### DATA EXTRACTS ###

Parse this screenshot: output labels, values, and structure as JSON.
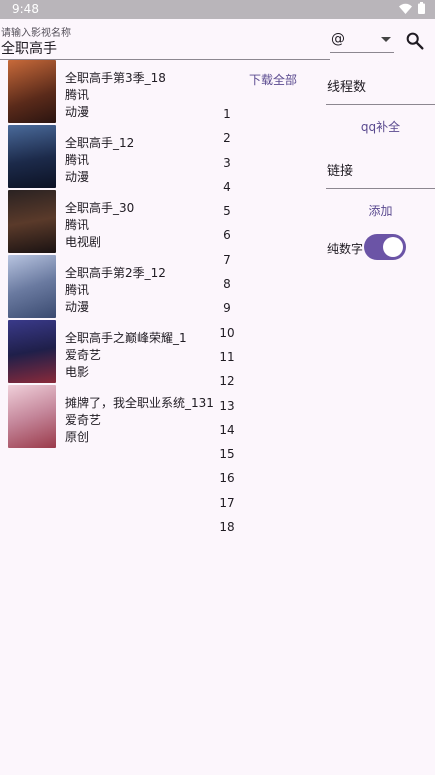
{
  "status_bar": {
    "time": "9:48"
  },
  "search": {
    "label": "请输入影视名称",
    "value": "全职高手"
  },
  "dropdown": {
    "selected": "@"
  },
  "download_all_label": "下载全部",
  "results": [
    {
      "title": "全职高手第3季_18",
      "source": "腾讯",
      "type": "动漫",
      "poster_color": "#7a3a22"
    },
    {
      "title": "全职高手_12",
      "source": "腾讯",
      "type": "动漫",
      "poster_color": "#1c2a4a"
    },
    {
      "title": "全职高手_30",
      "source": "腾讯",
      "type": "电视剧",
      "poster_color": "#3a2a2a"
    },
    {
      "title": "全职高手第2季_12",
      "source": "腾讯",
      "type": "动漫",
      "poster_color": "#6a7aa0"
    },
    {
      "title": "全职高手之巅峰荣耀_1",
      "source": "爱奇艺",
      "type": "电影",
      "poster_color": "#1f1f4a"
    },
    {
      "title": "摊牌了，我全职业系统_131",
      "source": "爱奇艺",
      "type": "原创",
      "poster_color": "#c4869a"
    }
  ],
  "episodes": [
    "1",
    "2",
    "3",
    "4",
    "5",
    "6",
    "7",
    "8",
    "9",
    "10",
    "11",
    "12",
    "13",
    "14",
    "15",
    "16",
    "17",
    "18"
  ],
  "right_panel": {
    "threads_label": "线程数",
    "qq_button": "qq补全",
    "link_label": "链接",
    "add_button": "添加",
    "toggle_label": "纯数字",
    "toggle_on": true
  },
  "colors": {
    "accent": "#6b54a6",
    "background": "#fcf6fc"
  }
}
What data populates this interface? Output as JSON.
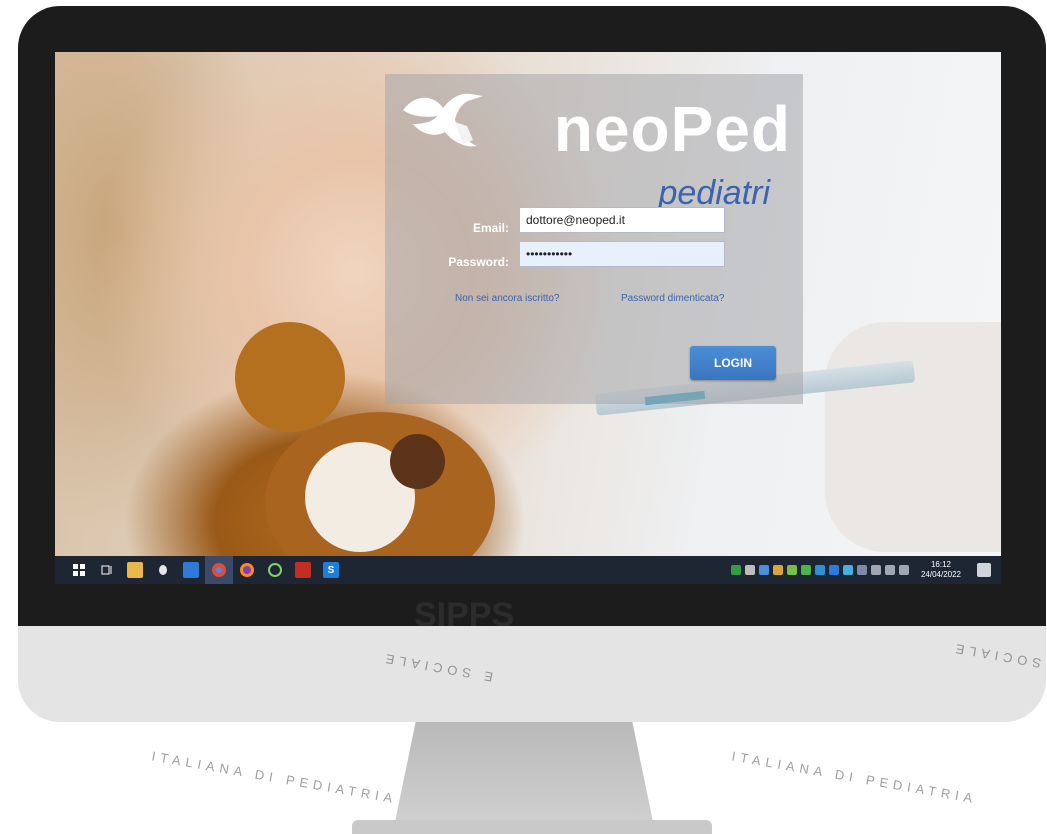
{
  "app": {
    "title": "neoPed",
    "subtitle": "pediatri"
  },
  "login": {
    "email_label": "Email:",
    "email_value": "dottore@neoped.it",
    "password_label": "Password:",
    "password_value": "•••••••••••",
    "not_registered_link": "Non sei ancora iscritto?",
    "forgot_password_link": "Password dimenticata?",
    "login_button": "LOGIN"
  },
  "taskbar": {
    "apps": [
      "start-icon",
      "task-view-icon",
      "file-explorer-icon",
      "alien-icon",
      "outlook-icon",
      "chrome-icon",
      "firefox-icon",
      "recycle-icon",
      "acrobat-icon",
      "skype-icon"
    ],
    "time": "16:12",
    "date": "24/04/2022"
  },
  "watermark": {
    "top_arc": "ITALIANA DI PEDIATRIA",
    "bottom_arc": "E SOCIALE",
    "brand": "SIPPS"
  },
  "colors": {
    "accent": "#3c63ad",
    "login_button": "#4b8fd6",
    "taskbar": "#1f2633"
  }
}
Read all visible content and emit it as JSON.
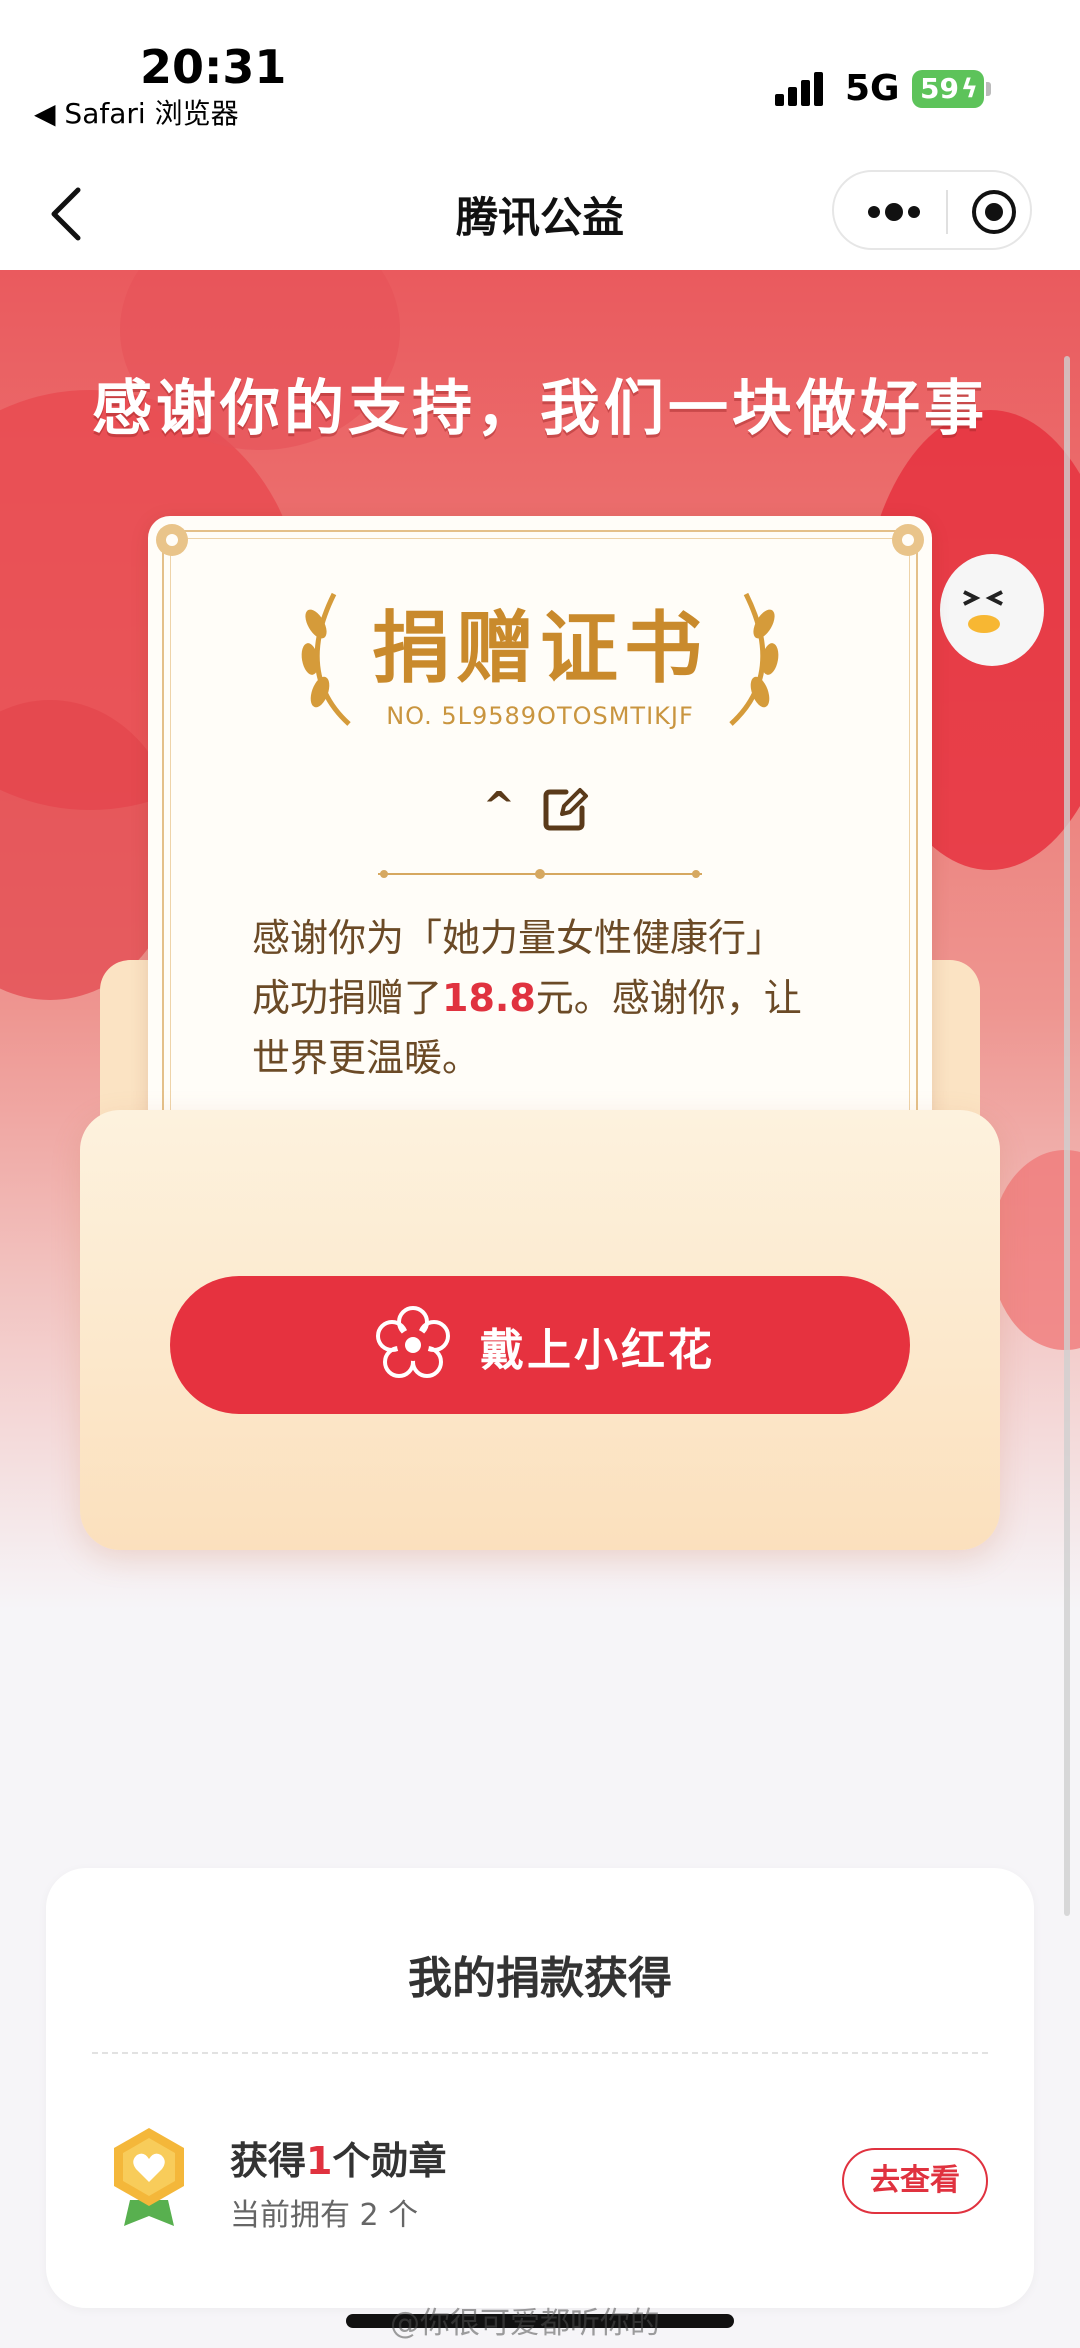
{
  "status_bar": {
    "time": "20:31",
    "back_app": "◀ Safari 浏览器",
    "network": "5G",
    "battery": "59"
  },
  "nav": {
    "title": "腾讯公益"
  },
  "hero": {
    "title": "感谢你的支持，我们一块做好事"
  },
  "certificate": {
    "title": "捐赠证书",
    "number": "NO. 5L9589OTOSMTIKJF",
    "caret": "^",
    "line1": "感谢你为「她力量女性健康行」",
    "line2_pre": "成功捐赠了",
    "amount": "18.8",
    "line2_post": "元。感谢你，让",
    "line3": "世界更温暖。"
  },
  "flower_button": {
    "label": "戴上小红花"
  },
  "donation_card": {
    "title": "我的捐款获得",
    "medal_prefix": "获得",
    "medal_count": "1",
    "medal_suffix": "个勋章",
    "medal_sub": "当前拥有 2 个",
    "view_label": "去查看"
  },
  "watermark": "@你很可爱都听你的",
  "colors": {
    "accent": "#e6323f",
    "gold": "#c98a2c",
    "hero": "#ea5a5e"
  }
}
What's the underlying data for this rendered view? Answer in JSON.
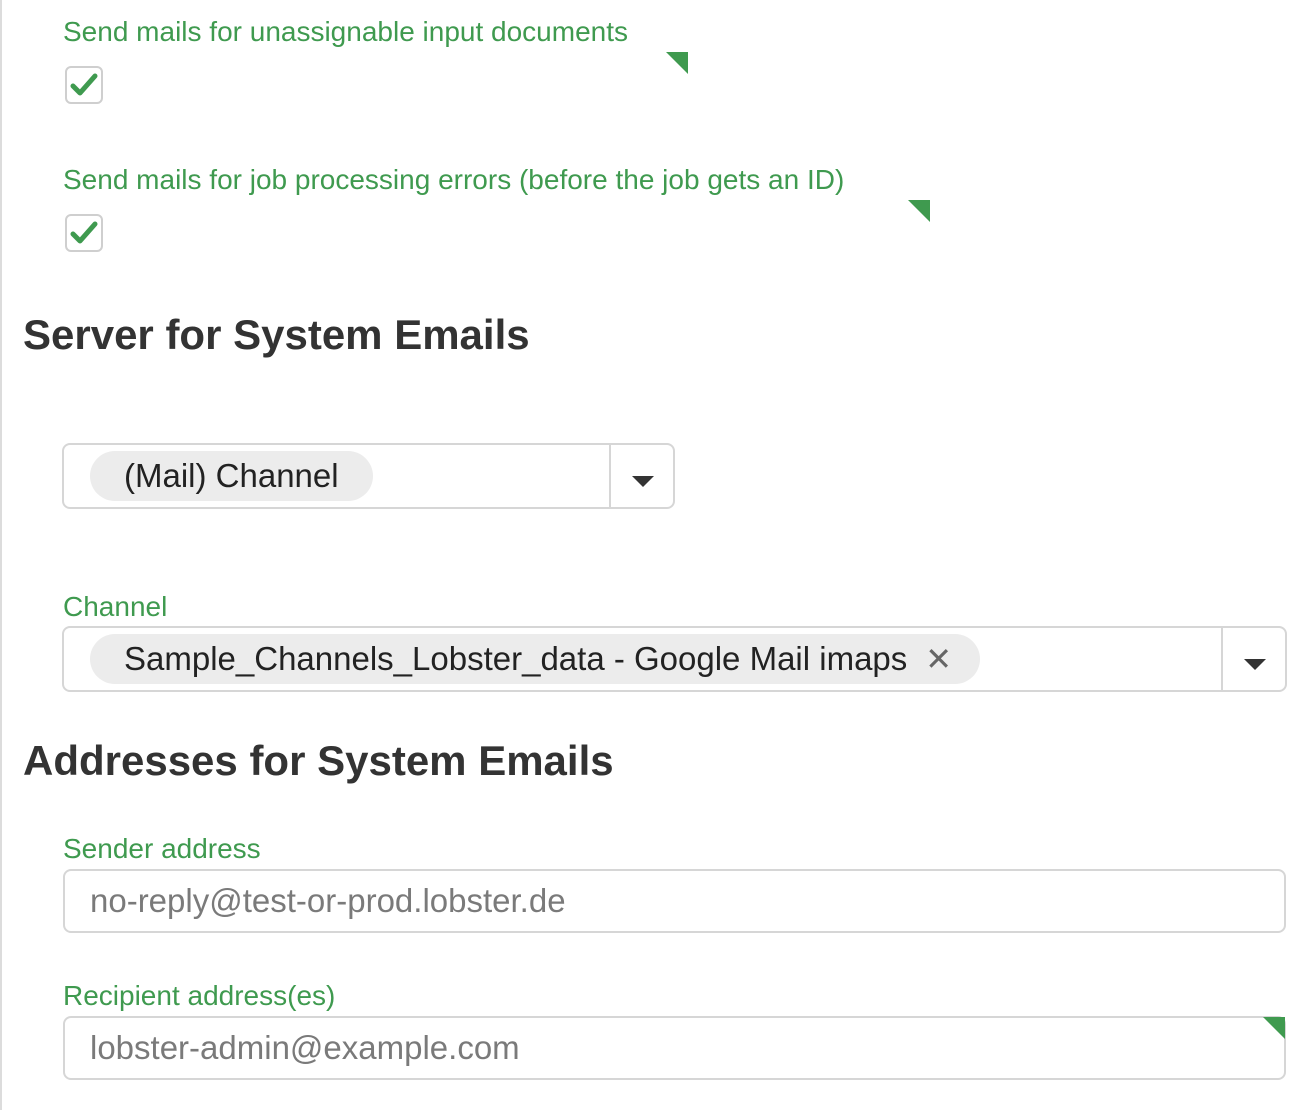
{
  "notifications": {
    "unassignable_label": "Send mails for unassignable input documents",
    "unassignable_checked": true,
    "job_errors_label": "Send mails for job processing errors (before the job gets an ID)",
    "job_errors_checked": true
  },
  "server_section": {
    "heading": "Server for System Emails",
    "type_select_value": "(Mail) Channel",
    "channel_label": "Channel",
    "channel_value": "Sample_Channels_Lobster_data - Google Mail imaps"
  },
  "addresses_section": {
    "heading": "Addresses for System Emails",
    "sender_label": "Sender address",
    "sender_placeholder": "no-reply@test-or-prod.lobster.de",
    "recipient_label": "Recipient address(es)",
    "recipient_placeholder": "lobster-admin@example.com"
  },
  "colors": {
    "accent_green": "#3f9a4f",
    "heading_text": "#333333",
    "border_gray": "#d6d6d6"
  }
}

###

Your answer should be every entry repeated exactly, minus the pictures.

Parse this screenshot: output labels, values, and structure as JSON.
{
  "status_bar": {
    "time": "9:48"
  },
  "search": {
    "label": "请输入影视名称",
    "value": "全职高手"
  },
  "dropdown": {
    "selected": "@"
  },
  "download_all_label": "下载全部",
  "results": [
    {
      "title": "全职高手第3季_18",
      "source": "腾讯",
      "type": "动漫",
      "poster_color": "#7a3a22"
    },
    {
      "title": "全职高手_12",
      "source": "腾讯",
      "type": "动漫",
      "poster_color": "#1c2a4a"
    },
    {
      "title": "全职高手_30",
      "source": "腾讯",
      "type": "电视剧",
      "poster_color": "#3a2a2a"
    },
    {
      "title": "全职高手第2季_12",
      "source": "腾讯",
      "type": "动漫",
      "poster_color": "#6a7aa0"
    },
    {
      "title": "全职高手之巅峰荣耀_1",
      "source": "爱奇艺",
      "type": "电影",
      "poster_color": "#1f1f4a"
    },
    {
      "title": "摊牌了，我全职业系统_131",
      "source": "爱奇艺",
      "type": "原创",
      "poster_color": "#c4869a"
    }
  ],
  "episodes": [
    "1",
    "2",
    "3",
    "4",
    "5",
    "6",
    "7",
    "8",
    "9",
    "10",
    "11",
    "12",
    "13",
    "14",
    "15",
    "16",
    "17",
    "18"
  ],
  "right_panel": {
    "threads_label": "线程数",
    "qq_button": "qq补全",
    "link_label": "链接",
    "add_button": "添加",
    "toggle_label": "纯数字",
    "toggle_on": true
  },
  "colors": {
    "accent": "#6b54a6",
    "background": "#fcf6fc"
  }
}
What data populates this interface? Output as JSON.
{
  "app": {
    "title": "neoPed",
    "subtitle": "pediatri"
  },
  "login": {
    "email_label": "Email:",
    "email_value": "dottore@neoped.it",
    "password_label": "Password:",
    "password_value": "•••••••••••",
    "not_registered_link": "Non sei ancora iscritto?",
    "forgot_password_link": "Password dimenticata?",
    "login_button": "LOGIN"
  },
  "taskbar": {
    "apps": [
      "start-icon",
      "task-view-icon",
      "file-explorer-icon",
      "alien-icon",
      "outlook-icon",
      "chrome-icon",
      "firefox-icon",
      "recycle-icon",
      "acrobat-icon",
      "skype-icon"
    ],
    "time": "16:12",
    "date": "24/04/2022"
  },
  "watermark": {
    "top_arc": "ITALIANA DI PEDIATRIA",
    "bottom_arc": "E SOCIALE",
    "brand": "SIPPS"
  },
  "colors": {
    "accent": "#3c63ad",
    "login_button": "#4b8fd6",
    "taskbar": "#1f2633"
  }
}
Read all visible content and emit it as JSON.
{
  "status_bar": {
    "time": "20:31",
    "back_app": "◀ Safari 浏览器",
    "network": "5G",
    "battery": "59"
  },
  "nav": {
    "title": "腾讯公益"
  },
  "hero": {
    "title": "感谢你的支持，我们一块做好事"
  },
  "certificate": {
    "title": "捐赠证书",
    "number": "NO. 5L9589OTOSMTIKJF",
    "caret": "^",
    "line1": "感谢你为「她力量女性健康行」",
    "line2_pre": "成功捐赠了",
    "amount": "18.8",
    "line2_post": "元。感谢你，让",
    "line3": "世界更温暖。"
  },
  "flower_button": {
    "label": "戴上小红花"
  },
  "donation_card": {
    "title": "我的捐款获得",
    "medal_prefix": "获得",
    "medal_count": "1",
    "medal_suffix": "个勋章",
    "medal_sub": "当前拥有 2 个",
    "view_label": "去查看"
  },
  "watermark": "@你很可爱都听你的",
  "colors": {
    "accent": "#e6323f",
    "gold": "#c98a2c",
    "hero": "#ea5a5e"
  }
}
What's the underlying data for this rendered view? Answer in JSON.
{
  "notifications": {
    "unassignable_label": "Send mails for unassignable input documents",
    "unassignable_checked": true,
    "job_errors_label": "Send mails for job processing errors (before the job gets an ID)",
    "job_errors_checked": true
  },
  "server_section": {
    "heading": "Server for System Emails",
    "type_select_value": "(Mail) Channel",
    "channel_label": "Channel",
    "channel_value": "Sample_Channels_Lobster_data - Google Mail imaps"
  },
  "addresses_section": {
    "heading": "Addresses for System Emails",
    "sender_label": "Sender address",
    "sender_placeholder": "no-reply@test-or-prod.lobster.de",
    "recipient_label": "Recipient address(es)",
    "recipient_placeholder": "lobster-admin@example.com"
  },
  "colors": {
    "accent_green": "#3f9a4f",
    "heading_text": "#333333",
    "border_gray": "#d6d6d6"
  }
}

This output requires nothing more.